_RECORDS SHOWN_
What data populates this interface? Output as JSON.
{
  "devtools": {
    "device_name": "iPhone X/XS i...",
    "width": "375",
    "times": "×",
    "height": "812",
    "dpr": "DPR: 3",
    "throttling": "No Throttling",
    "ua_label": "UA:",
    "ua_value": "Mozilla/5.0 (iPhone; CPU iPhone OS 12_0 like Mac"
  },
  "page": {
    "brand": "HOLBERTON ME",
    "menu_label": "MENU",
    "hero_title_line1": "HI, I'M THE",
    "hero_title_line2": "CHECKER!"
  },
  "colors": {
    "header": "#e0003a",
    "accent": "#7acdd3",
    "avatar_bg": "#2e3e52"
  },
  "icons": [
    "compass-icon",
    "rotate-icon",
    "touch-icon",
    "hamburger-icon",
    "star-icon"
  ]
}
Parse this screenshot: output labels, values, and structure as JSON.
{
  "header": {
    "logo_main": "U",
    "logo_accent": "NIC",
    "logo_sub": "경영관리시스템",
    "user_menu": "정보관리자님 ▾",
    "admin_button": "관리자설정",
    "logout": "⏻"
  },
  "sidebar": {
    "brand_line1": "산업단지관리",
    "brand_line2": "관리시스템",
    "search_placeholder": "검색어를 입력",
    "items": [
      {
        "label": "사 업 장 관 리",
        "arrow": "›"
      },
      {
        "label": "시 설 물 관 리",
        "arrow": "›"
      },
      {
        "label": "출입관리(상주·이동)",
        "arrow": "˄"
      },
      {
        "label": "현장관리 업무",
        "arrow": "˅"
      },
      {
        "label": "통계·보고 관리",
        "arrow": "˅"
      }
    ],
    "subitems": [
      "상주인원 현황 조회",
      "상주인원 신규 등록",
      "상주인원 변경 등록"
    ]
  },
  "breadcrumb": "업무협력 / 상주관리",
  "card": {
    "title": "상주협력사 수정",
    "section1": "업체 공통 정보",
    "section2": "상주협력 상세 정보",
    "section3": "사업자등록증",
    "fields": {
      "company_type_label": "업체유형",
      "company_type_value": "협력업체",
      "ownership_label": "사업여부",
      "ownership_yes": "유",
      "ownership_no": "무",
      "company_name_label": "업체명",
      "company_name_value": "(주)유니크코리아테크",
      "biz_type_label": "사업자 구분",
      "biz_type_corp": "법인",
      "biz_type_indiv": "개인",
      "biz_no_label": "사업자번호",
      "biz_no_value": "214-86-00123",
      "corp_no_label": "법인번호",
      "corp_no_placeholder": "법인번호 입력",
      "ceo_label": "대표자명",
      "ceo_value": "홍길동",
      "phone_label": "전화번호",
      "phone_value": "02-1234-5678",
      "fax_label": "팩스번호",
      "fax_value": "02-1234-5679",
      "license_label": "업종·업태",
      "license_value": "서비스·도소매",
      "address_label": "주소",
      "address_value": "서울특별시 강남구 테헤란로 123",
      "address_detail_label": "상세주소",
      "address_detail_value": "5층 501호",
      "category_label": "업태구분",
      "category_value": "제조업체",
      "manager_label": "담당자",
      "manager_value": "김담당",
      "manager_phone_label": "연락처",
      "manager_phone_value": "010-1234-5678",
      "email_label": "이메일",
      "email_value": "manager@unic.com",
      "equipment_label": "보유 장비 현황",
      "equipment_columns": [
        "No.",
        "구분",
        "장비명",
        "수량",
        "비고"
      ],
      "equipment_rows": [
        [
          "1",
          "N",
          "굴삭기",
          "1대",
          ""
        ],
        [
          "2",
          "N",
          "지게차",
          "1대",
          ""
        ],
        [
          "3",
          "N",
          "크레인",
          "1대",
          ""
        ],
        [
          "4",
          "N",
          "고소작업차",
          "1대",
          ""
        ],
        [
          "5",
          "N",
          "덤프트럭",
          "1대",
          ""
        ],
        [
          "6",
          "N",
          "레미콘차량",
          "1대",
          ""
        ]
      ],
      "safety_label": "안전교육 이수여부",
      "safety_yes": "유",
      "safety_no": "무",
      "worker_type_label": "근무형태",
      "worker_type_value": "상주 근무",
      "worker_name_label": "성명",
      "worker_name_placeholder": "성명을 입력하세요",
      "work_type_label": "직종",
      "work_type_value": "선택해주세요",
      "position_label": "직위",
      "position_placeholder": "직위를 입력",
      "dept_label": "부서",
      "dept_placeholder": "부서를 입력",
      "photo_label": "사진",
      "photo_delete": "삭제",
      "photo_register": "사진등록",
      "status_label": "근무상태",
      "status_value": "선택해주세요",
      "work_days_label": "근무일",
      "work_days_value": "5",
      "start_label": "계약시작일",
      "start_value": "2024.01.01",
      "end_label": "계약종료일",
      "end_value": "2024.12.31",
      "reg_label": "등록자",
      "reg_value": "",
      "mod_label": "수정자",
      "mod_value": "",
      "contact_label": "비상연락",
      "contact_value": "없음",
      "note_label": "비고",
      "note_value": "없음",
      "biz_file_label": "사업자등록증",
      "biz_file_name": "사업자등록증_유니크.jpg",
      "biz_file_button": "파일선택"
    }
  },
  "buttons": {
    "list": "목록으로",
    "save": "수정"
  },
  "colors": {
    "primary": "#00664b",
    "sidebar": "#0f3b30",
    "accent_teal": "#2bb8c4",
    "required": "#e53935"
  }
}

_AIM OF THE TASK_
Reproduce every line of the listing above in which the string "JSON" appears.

_ANSWER SPACE_
What data populates this interface? Output as JSON.
Parse this screenshot: output labels, values, and structure as JSON.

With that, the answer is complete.